The valley that extends below is the start of the Doron and soon you are amongst the pastures again on a well-defined track. Make a choice at the farm of Le Ritort either to carry on in the valley bottom or you can climb up and traverse below the Glacier de Genepy before regaining the valley floor near the hamlet of Prioux. Here the tarmac commences again but leave the end of the hamlet and walk down the left-hand bank to reach the road that’s crossed to immediately to follow a track all the way to Pralognan-la-Vanoise, and the end of the Tour.
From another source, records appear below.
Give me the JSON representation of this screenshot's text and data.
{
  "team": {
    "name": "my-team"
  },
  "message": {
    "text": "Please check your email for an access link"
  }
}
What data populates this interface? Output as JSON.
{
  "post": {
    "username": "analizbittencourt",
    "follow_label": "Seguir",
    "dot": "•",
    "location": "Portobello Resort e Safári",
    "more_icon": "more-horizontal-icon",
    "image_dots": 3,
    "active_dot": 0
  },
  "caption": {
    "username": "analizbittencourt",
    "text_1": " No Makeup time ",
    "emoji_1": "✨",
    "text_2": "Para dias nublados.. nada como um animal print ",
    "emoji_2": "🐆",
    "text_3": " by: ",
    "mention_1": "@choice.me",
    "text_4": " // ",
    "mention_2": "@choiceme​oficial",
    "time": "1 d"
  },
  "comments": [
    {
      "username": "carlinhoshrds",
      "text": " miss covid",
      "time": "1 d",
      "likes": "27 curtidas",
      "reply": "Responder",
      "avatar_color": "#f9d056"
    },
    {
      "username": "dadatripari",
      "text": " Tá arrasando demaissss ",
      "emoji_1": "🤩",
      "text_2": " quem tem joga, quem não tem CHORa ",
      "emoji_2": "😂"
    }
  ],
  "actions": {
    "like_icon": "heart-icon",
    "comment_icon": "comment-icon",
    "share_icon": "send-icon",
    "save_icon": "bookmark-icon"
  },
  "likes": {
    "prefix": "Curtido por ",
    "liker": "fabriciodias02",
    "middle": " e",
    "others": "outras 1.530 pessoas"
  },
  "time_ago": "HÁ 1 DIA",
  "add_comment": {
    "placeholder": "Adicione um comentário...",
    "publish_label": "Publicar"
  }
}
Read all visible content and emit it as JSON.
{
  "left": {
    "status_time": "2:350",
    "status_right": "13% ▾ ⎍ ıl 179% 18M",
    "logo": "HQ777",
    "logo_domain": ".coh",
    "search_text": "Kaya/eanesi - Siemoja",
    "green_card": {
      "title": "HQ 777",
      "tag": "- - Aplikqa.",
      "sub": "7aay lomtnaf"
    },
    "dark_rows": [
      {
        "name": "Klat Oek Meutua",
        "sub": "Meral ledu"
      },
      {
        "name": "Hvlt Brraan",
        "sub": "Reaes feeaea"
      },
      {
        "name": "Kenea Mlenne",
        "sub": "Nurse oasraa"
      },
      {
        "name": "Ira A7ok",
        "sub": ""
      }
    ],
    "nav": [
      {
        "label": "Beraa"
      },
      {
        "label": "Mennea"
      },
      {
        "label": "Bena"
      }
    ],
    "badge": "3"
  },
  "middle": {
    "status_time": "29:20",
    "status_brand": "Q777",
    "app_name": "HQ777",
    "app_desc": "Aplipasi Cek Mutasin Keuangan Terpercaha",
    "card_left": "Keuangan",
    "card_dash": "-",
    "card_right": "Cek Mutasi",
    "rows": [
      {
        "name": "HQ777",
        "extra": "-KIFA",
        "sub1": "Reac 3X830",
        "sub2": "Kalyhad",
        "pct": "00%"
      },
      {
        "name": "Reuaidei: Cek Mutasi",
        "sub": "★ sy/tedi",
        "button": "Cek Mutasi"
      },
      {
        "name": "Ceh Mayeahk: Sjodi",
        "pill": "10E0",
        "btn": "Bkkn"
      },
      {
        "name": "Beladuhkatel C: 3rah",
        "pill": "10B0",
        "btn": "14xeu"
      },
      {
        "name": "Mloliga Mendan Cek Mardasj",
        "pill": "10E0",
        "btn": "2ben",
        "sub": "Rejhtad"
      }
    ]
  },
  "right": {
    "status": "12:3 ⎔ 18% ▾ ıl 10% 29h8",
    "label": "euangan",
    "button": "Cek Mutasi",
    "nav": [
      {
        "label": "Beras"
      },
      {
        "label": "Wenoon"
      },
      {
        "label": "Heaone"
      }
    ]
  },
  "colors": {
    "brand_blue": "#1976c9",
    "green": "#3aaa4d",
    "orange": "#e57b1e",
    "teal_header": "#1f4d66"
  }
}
Keep your eyes peeled for the relatively rare Bearded Vulture (Gypaete Barbu) with it’s wingspan approaching 3m! It feeds on carrion so is one of nature’s recyclers! It has the habit of dropping large bones from altitude to smash them open on rocks. There is a pair nesting not far from Peisey-Nancroix and the vultures have a territory of between 100 and 700 km2.
The park is famous for its large population of Bouquetin (Ibex) who were almost hunted to extinction. Now there’s approaching 4000 and they are relatively approachable. The males are identified most easily by their large, almost 1m long, scimitar shaped, knobbly horns. The females have shorter horns that are less ?knobbly?.
Chamois (Rupicapra rupicapra) are highly agile and have hooves adapted to their preferred terrain of steep rocky ground where they feel safe from the threat of two-legged hunters. They have a white ?blaze? on their cheeks and short horns that curve just at the top. If you’re lucky you may see a young chamois (cabri) with it’s mother.
You will undoubtedly encounter the cuddly looking Marmotte but your first awareness of it’s presence is likely to be a shrill whistle. This whistle is their warning cry to alert other members of their group that there’s a threat. The nature of the whistle changes to reflect whether it’s a ground or aerial threat.
Wild flowers are probably at their best in June and early July. This depends on how quickly the winter snows melt. Keep your eyes open for the iconic edelweiss and the g?n?py that gives it’s name to the pale-ish liqueur. Naturally you should come across the stunningly beautiful blue gentiane. Please note that in the Vanoise National Park that picking the flowers is forbidden.
The main limiting factor is availability of the mountain huts (refuges); the second, in the spring, being the snow remaining from the winter. The refuges normally open around mid-June (exact dates can be found on www.refuges-vanoise.com and they typically close in mid-September despite the weather often being good at this time of year.
You should only require ?normal? mountain walking attire plus a sheet sleeping bag for using in the refuges. You can read an article here on staying in mountain refuges (Link to Simply Savoie).
The principle airports are Lyon, Geneva (in Switzerland), Grenoble. Chamb?ry’s airport is principally a winter point of entry for skiers flocking to the ski resorts.
By rail the TGV gets you quickly to Chamb?ry (only 2hrs 30 from Paris) and then you can easily get to either Modane or Moutiers. From Moutiers buses or taxis are available to Pralognan-la-Vanoise.